Mérida, January 18th 2011 (Venezuelanalysis.com) – Venezuelan President Hugo Chavez and Foreign Minister Nicolas Maduro met on Monday with the Ecuadorian Foreign Minister, Ricardo Patiño, to evaluate the progress of their country’s bilateral agreements. Among the ambitious goals set during the meeting was an increase in the use of the sucre, a regional currency being used in trade between the two countries.
Increasing the Use of the SUCRE System
This month, according to Radio Mundial, Venezuela bought palm oil from Ecuador using the sucre. The first use of the sucre involved Venezuela selling Ecuador 15,000 tonnes of rice, Venezuela paid 1.89 million sucres (there are 1.25 sucres to the dollar) for the rice.
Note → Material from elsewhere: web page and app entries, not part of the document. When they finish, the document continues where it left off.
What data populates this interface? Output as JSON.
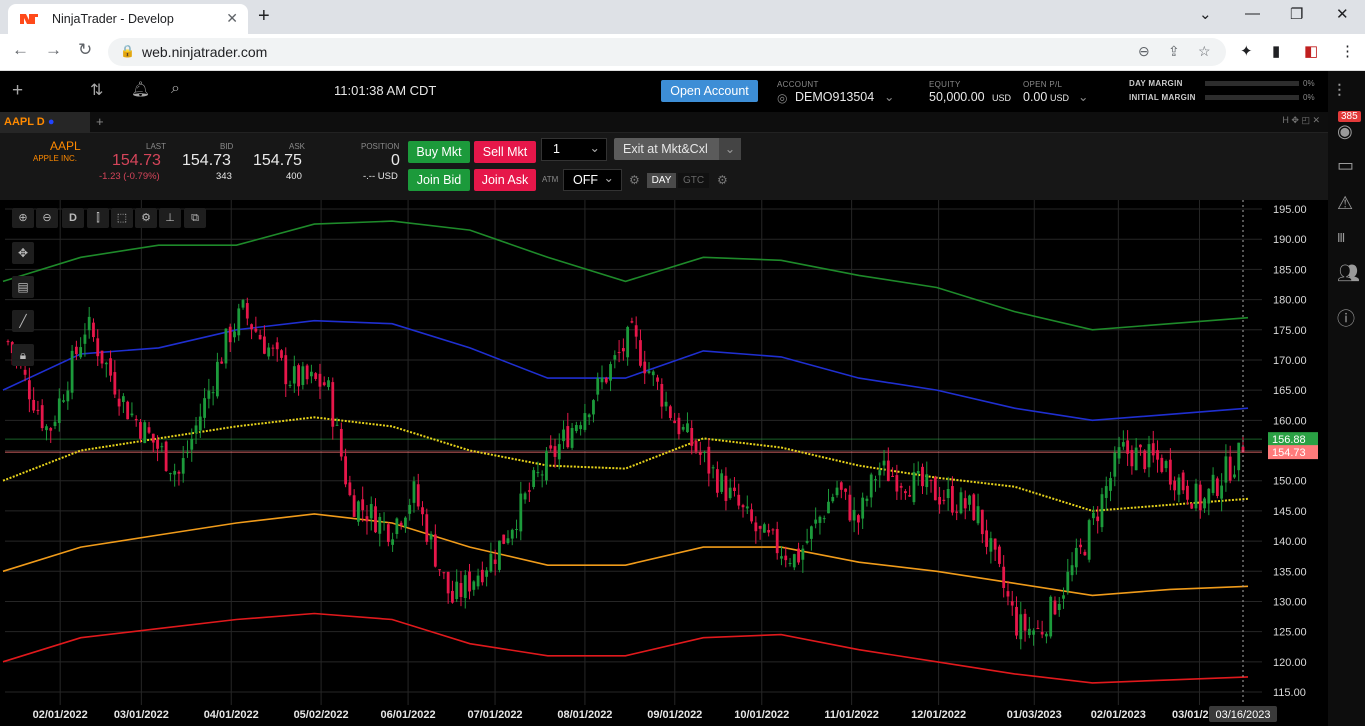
{
  "browser": {
    "tab_title": "NinjaTrader - Develop",
    "url": "web.ninjatrader.com"
  },
  "header": {
    "clock": "11:01:38 AM CDT",
    "open_account_label": "Open Account",
    "account_label": "ACCOUNT",
    "account_value": "DEMO913504",
    "equity_label": "EQUITY",
    "equity_value": "50,000.00",
    "equity_unit": "USD",
    "openpl_label": "OPEN P/L",
    "openpl_value": "0.00",
    "openpl_unit": "USD",
    "day_margin_label": "DAY MARGIN",
    "day_margin_pct": "0%",
    "init_margin_label": "INITIAL MARGIN",
    "init_margin_pct": "0%",
    "notif_badge": "385"
  },
  "chart_tab": {
    "label": "AAPL D",
    "window_controls": "H ✥ ◰ ✕"
  },
  "trade": {
    "symbol": "AAPL",
    "symbol_name": "APPLE INC.",
    "last_label": "LAST",
    "last_value": "154.73",
    "last_change": "-1.23 (-0.79%)",
    "bid_label": "BID",
    "bid_value": "154.73",
    "bid_size": "343",
    "ask_label": "ASK",
    "ask_value": "154.75",
    "ask_size": "400",
    "position_label": "POSITION",
    "position_value": "0",
    "position_usd": "-.-- USD",
    "buy_mkt": "Buy Mkt",
    "sell_mkt": "Sell Mkt",
    "join_bid": "Join Bid",
    "join_ask": "Join Ask",
    "qty": "1",
    "exit_label": "Exit at Mkt&Cxl",
    "atm_label": "ATM",
    "atm_value": "OFF",
    "tif_day": "DAY",
    "tif_gtc": "GTC",
    "up_color": "#1c9a3b",
    "down_color": "#e6174a"
  },
  "chart_data": {
    "type": "candlestick",
    "symbol": "AAPL",
    "interval": "D",
    "ylim": [
      112,
      197
    ],
    "y_ticks": [
      "195.00",
      "190.00",
      "185.00",
      "180.00",
      "175.00",
      "170.00",
      "165.00",
      "160.00",
      "155.00",
      "150.00",
      "145.00",
      "140.00",
      "135.00",
      "130.00",
      "125.00",
      "120.00",
      "115.00"
    ],
    "x_ticks": [
      "02/01/2022",
      "03/01/2022",
      "04/01/2022",
      "05/02/2022",
      "06/01/2022",
      "07/01/2022",
      "08/01/2022",
      "09/01/2022",
      "10/01/2022",
      "11/01/2022",
      "12/01/2022",
      "01/03/2023",
      "02/01/2023",
      "03/01/2023"
    ],
    "crosshair_date": "03/16/2023",
    "price_labels": [
      {
        "value": 156.88,
        "text": "156.88",
        "color": "#2aa144"
      },
      {
        "value": 154.73,
        "text": "154.73",
        "color": "#ff7b7b"
      }
    ],
    "close_path": [
      {
        "date": "01/14/2022",
        "close": 173
      },
      {
        "date": "01/28/2022",
        "close": 158
      },
      {
        "date": "02/10/2022",
        "close": 176
      },
      {
        "date": "02/24/2022",
        "close": 162
      },
      {
        "date": "03/14/2022",
        "close": 151
      },
      {
        "date": "03/31/2022",
        "close": 174
      },
      {
        "date": "04/05/2022",
        "close": 178
      },
      {
        "date": "04/21/2022",
        "close": 167
      },
      {
        "date": "05/04/2022",
        "close": 166
      },
      {
        "date": "05/12/2022",
        "close": 147
      },
      {
        "date": "05/26/2022",
        "close": 142
      },
      {
        "date": "06/03/2022",
        "close": 148
      },
      {
        "date": "06/16/2022",
        "close": 130
      },
      {
        "date": "07/01/2022",
        "close": 138
      },
      {
        "date": "07/15/2022",
        "close": 150
      },
      {
        "date": "08/01/2022",
        "close": 162
      },
      {
        "date": "08/17/2022",
        "close": 174
      },
      {
        "date": "09/01/2022",
        "close": 160
      },
      {
        "date": "09/30/2022",
        "close": 141
      },
      {
        "date": "10/13/2022",
        "close": 137
      },
      {
        "date": "10/27/2022",
        "close": 149
      },
      {
        "date": "11/03/2022",
        "close": 143
      },
      {
        "date": "11/10/2022",
        "close": 152
      },
      {
        "date": "11/30/2022",
        "close": 148
      },
      {
        "date": "12/14/2022",
        "close": 145
      },
      {
        "date": "12/28/2022",
        "close": 126
      },
      {
        "date": "01/05/2023",
        "close": 125
      },
      {
        "date": "01/19/2023",
        "close": 138
      },
      {
        "date": "02/02/2023",
        "close": 155
      },
      {
        "date": "02/16/2023",
        "close": 153
      },
      {
        "date": "03/02/2023",
        "close": 146
      },
      {
        "date": "03/09/2023",
        "close": 151
      },
      {
        "date": "03/16/2023",
        "close": 154.73
      }
    ],
    "series": [
      {
        "name": "green band",
        "color": "#1e8a2a",
        "values": [
          183,
          187,
          189,
          189,
          192.5,
          193,
          191.5,
          187,
          183,
          187,
          186.5,
          184,
          182,
          178,
          175,
          176,
          177
        ]
      },
      {
        "name": "blue band",
        "color": "#1f2fd0",
        "values": [
          165,
          171,
          172,
          175,
          176.5,
          176,
          172,
          167,
          167,
          171.5,
          170.5,
          167,
          165,
          162,
          160,
          161,
          162
        ]
      },
      {
        "name": "yellow band",
        "color": "#e6d21a",
        "values": [
          150,
          155,
          157,
          159,
          160.5,
          159,
          155,
          152.5,
          152,
          157,
          155.5,
          152.5,
          150.5,
          149,
          145,
          146,
          147
        ]
      },
      {
        "name": "orange band",
        "color": "#f09b1a",
        "values": [
          135,
          139,
          141,
          143,
          144.5,
          143,
          139,
          136,
          136,
          139,
          139,
          136.5,
          135,
          133,
          131,
          132,
          132.5
        ]
      },
      {
        "name": "red band",
        "color": "#e0191c",
        "values": [
          120,
          124,
          125.5,
          127,
          128,
          127,
          123,
          121,
          121,
          124,
          124.5,
          122,
          120,
          118,
          116.5,
          117,
          117.5
        ]
      }
    ]
  }
}
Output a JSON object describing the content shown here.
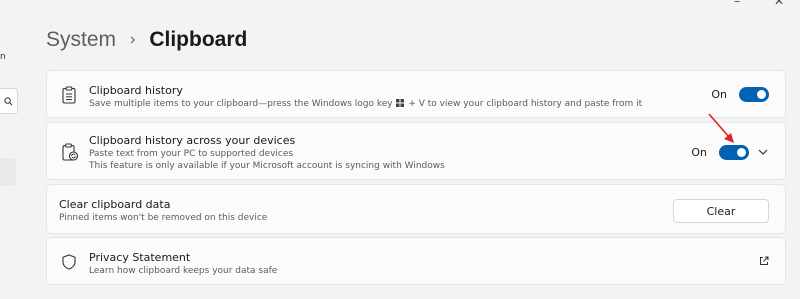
{
  "window": {
    "controls": [
      "–",
      "✕"
    ]
  },
  "sidebar": {
    "fragment_text": "n",
    "search_icon": "search-icon"
  },
  "breadcrumb": {
    "parent": "System",
    "separator": "›",
    "current": "Clipboard"
  },
  "cards": {
    "history": {
      "title": "Clipboard history",
      "description_before": "Save multiple items to your clipboard—press the Windows logo key",
      "description_after": "+ V to view your clipboard history and paste from it",
      "toggle_label": "On",
      "toggle_on": true
    },
    "sync": {
      "title": "Clipboard history across your devices",
      "description_line1": "Paste text from your PC to supported devices",
      "description_line2": "This feature is only available if your Microsoft account is syncing with Windows",
      "toggle_label": "On",
      "toggle_on": true
    },
    "clear": {
      "title": "Clear clipboard data",
      "description": "Pinned items won't be removed on this device",
      "button_label": "Clear"
    },
    "privacy": {
      "title": "Privacy Statement",
      "description": "Learn how clipboard keeps your data safe"
    }
  },
  "colors": {
    "accent": "#0062b1",
    "annotation_arrow": "#d9262a",
    "background": "#f3f3f3",
    "card": "#fbfbfb"
  }
}
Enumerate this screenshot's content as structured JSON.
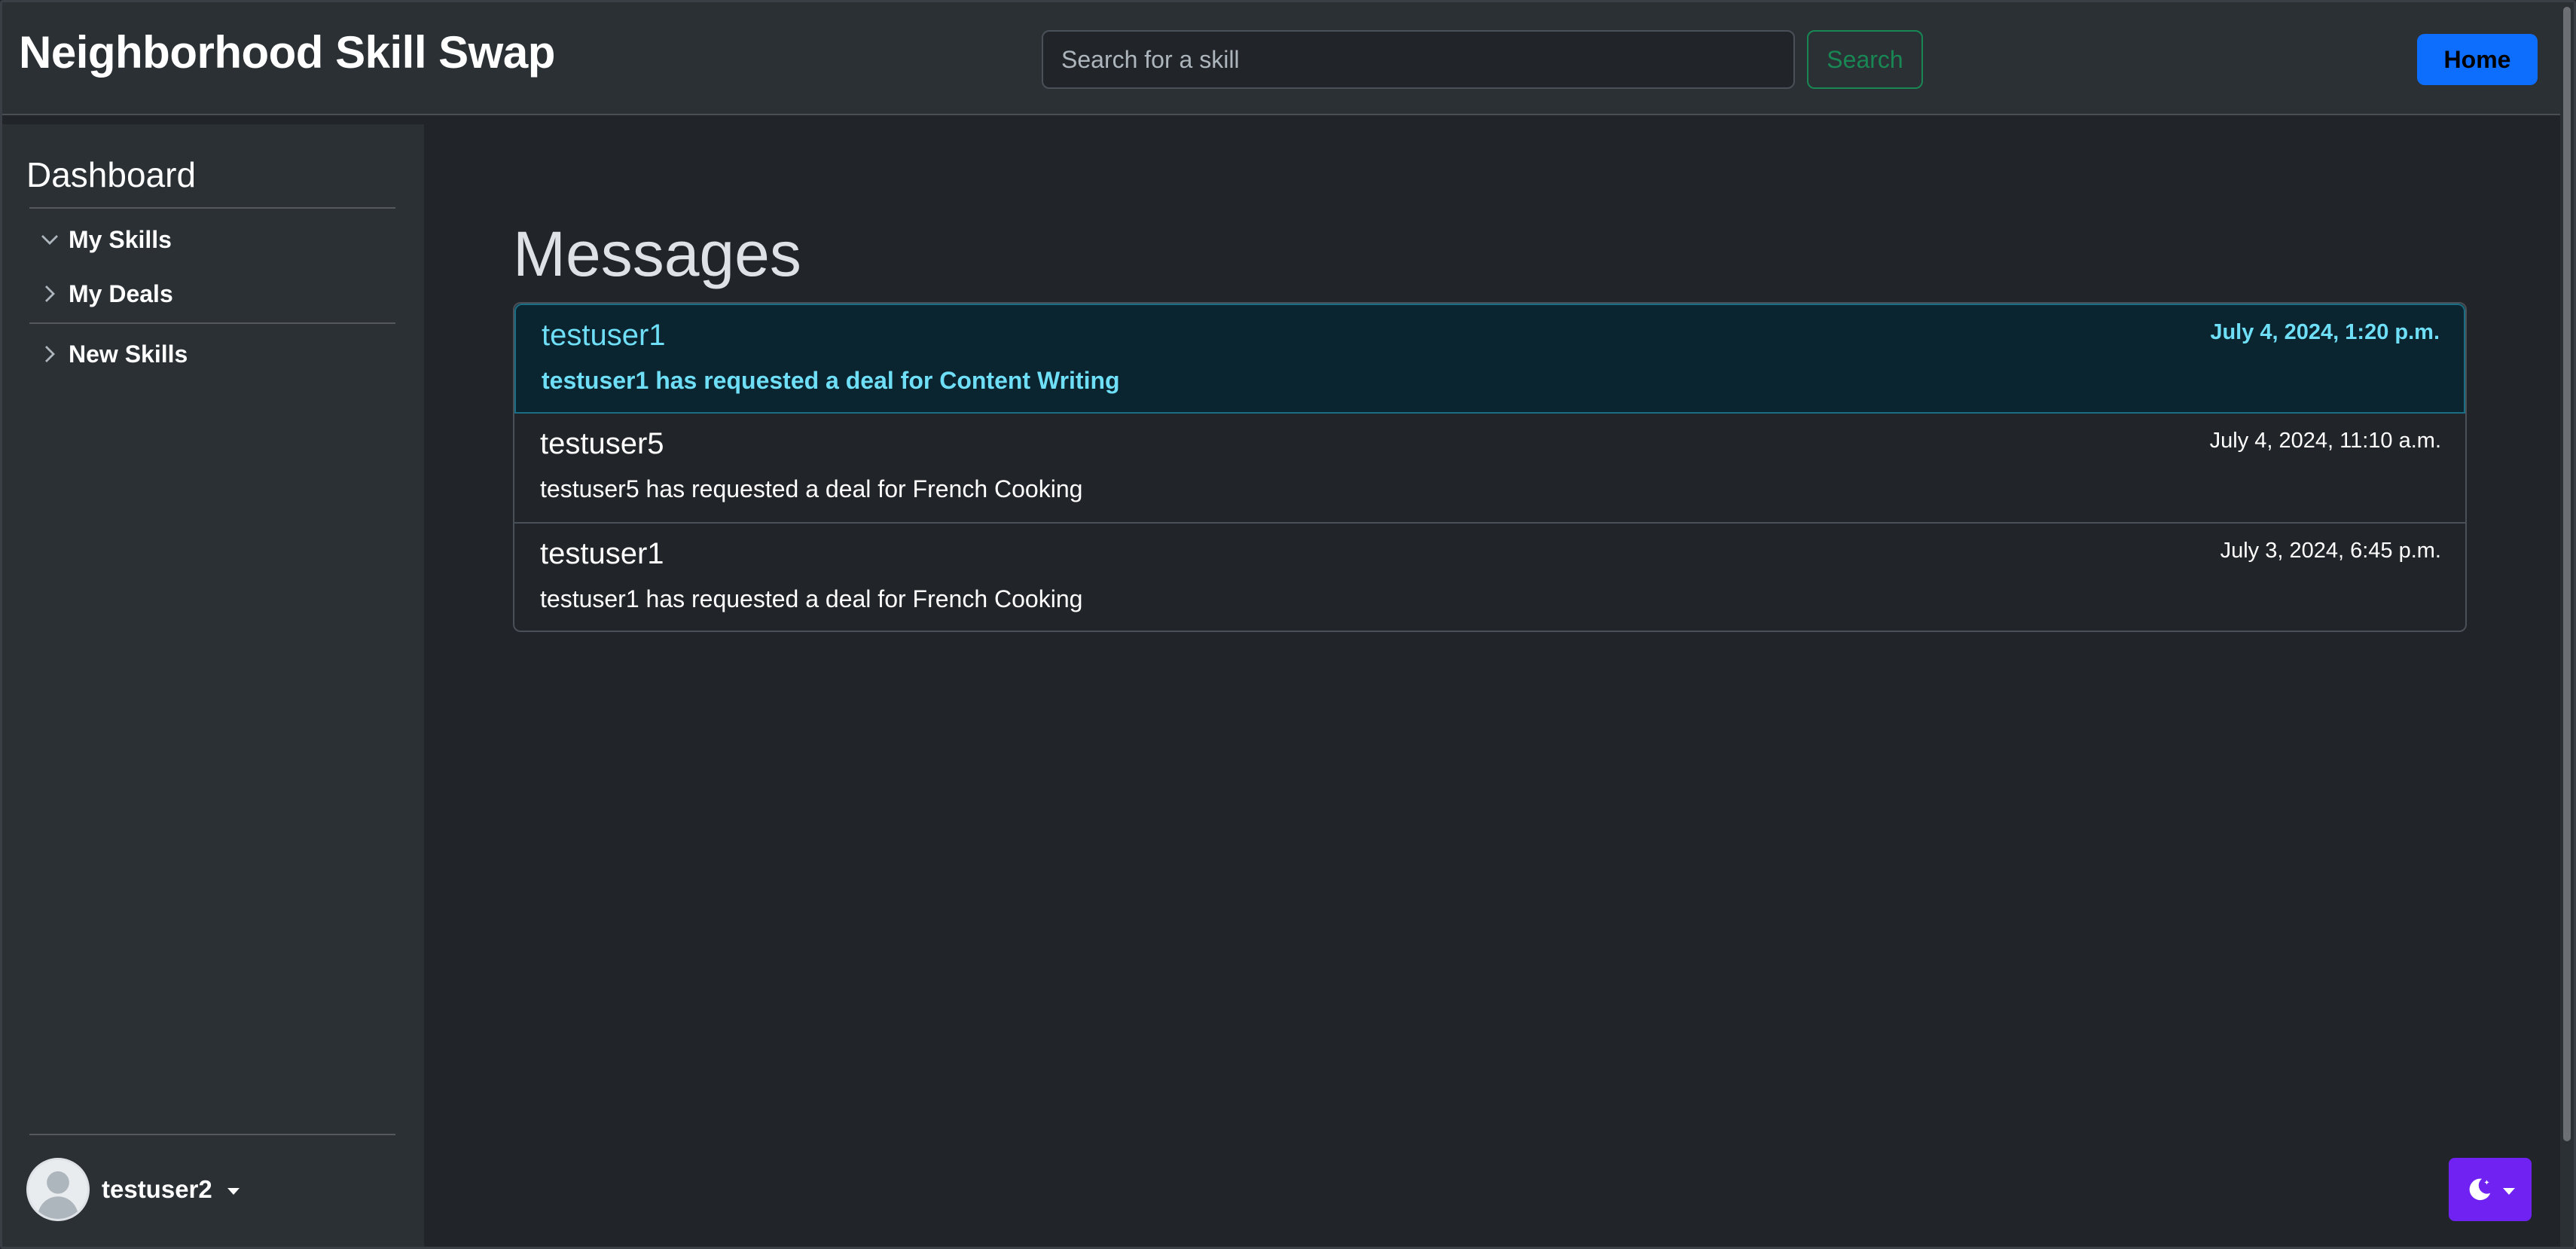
{
  "header": {
    "brand": "Neighborhood Skill Swap",
    "search_placeholder": "Search for a skill",
    "search_label": "Search",
    "home_label": "Home"
  },
  "sidebar": {
    "title": "Dashboard",
    "items": [
      {
        "label": "My Skills",
        "icon": "chevron-down-icon"
      },
      {
        "label": "My Deals",
        "icon": "chevron-right-icon"
      },
      {
        "label": "New Skills",
        "icon": "chevron-right-icon"
      }
    ],
    "user": {
      "name": "testuser2"
    }
  },
  "main": {
    "title": "Messages",
    "messages": [
      {
        "sender": "testuser1",
        "time": "July 4, 2024, 1:20 p.m.",
        "body": "testuser1 has requested a deal for Content Writing",
        "active": true
      },
      {
        "sender": "testuser5",
        "time": "July 4, 2024, 11:10 a.m.",
        "body": "testuser5 has requested a deal for French Cooking",
        "active": false
      },
      {
        "sender": "testuser1",
        "time": "July 3, 2024, 6:45 p.m.",
        "body": "testuser1 has requested a deal for French Cooking",
        "active": false
      }
    ]
  },
  "colors": {
    "background": "#212529",
    "panel": "#2b3035",
    "primary": "#0d6efd",
    "success": "#198754",
    "info_text": "#6edff6",
    "theme_toggle": "#6f22f2"
  }
}
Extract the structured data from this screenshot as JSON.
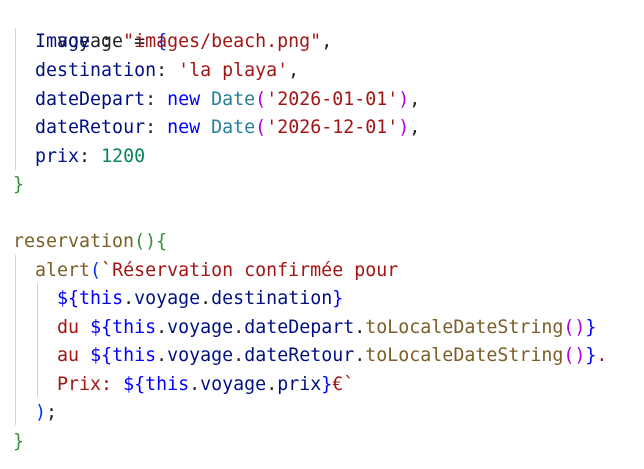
{
  "code": {
    "l1": {
      "name": "voyage",
      "eq": " = ",
      "brace": "{"
    },
    "l2": {
      "key": "Image",
      "sep": " : ",
      "val": "\"images/beach.png\"",
      "end": ","
    },
    "l3": {
      "key": "destination",
      "sep": ": ",
      "val": "'la playa'",
      "end": ","
    },
    "l4": {
      "key": "dateDepart",
      "sep": ": ",
      "kw": "new",
      "sp": " ",
      "type": "Date",
      "po": "(",
      "val": "'2026-01-01'",
      "pc": ")",
      "end": ","
    },
    "l5": {
      "key": "dateRetour",
      "sep": ": ",
      "kw": "new",
      "sp": " ",
      "type": "Date",
      "po": "(",
      "val": "'2026-12-01'",
      "pc": ")",
      "end": ","
    },
    "l6": {
      "key": "prix",
      "sep": ": ",
      "num": "1200"
    },
    "l7": {
      "brace": "}"
    },
    "l9": {
      "fn": "reservation",
      "parens": "()",
      "brace": "{"
    },
    "l10": {
      "fn": "alert",
      "po": "(",
      "str": "`Réservation confirmée pour"
    },
    "l11": {
      "open": "${",
      "this": "this",
      "dot1": ".",
      "voyage": "voyage",
      "dot2": ".",
      "prop": "destination",
      "close": "}"
    },
    "l12": {
      "pre": "du ",
      "open": "${",
      "this": "this",
      "dot1": ".",
      "voyage": "voyage",
      "dot2": ".",
      "prop": "dateDepart",
      "dot3": ".",
      "method": "toLocaleDateString",
      "parens": "()",
      "close": "}"
    },
    "l13": {
      "pre": "au ",
      "open": "${",
      "this": "this",
      "dot1": ".",
      "voyage": "voyage",
      "dot2": ".",
      "prop": "dateRetour",
      "dot3": ".",
      "method": "toLocaleDateString",
      "parens": "()",
      "close": "}",
      "post": "."
    },
    "l14": {
      "pre": "Prix: ",
      "open": "${",
      "this": "this",
      "dot1": ".",
      "voyage": "voyage",
      "dot2": ".",
      "prop": "prix",
      "close": "}",
      "post": "€`"
    },
    "l15": {
      "pc": ")",
      "semi": ";"
    },
    "l16": {
      "brace": "}"
    }
  },
  "colors": {
    "background": "#ffffff",
    "purple": "#af00db",
    "variable": "#001080",
    "brace_green": "#319331",
    "paren_blue": "#0431fa",
    "string": "#a31515",
    "keyword": "#0000ff",
    "type": "#267f99",
    "number": "#098658",
    "function": "#795e26"
  }
}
The sucre gets its name from the Spanish initials for Sistema Único de Compensación Regional, or Unified System for Regional Compensation, and is also named after Antonio Jose de Sucre, a Latin American independence leader who fought alongside Simón Bolívar.
The sucre is a regional currency used in commercial exchanges between members of the Bolivarian Alliance of the Americas (ALBA) – instead of the U.S dollar – in order to decrease dependence on the U.S. dollar. It is currently a virtual currency but the long-term plan is to make it into a hard currency.
Paying for goods with the sucre avoids the transaction costs incurred when using dollars on the international market and encourages a more stable trading system that is less influenced by global economic conditions.
“The development of the SUCRE from July [last year] to December has advanced at a moderate, but positive pace. Over 40 million [U.S] dollars in value was exchanged [between Venezuela and Ecuador], that is, over 38 million sucres, which represents an important overall percentage of trade during that time,” said Patiño.
Maduro said that the July to December trading served to “remove any doubts,” and that the aim is to eventually conduct all trade between the two countries using the sucre. For this year, the aim is “at least 50% of commercial bi-national trade,” he said.
“This unified system of compensation of payments is a completely logical idea, and scientifically demonstrated that it is important, positive, and convenient for our countries,” Patiño said.
The foreign ministers and the Venezuela president also discussed their advancement on forty projects they are jointly developing, which can be categorised into six areas of cooperation: social sovereignty, energy sovereignty, security and defence sovereignty, productive sovereignty, financial and commercial sovereignty, and knowledge sovereignty.
Many of the agreements are centred on technology and knowledge exchange. One agreement includes taking Venezuela’s “Infocentros” – public centres with free internet and computer usage – to Ecuador. This will involve Venezuelans training Ecuadorians, and mutual development of scientific and technical knowledge.
Another agreement involves a similar exchange of experiences, knowledge, and technology in both traditional and Western medicine.
Finally, the ministers and the president also discussed putting a joint investment fund for economic projects that mutually benefit Ecuador and Venezuela, into practice.
The two governments evaluate the progress of the agreements every three months.
According to Patiño, overall trade between the two countries reached $1 billion in 2010, an amount he estimates will be exceeded this year.
Solidarity from Ecuador
Maduro also thanked the Ecuadorian minister for the help and expressions of solidarity his country shared with Venezuela following the intense flooding towards the end of last year.
Ecuador sent Venezuela food and medicine on four occasions during December last year.
According to AVN, the most recent donation from Ecuador was on 21 December, when Ecuador sent 13 tonnes of medicine, water purifiers, and non-perishable food kits.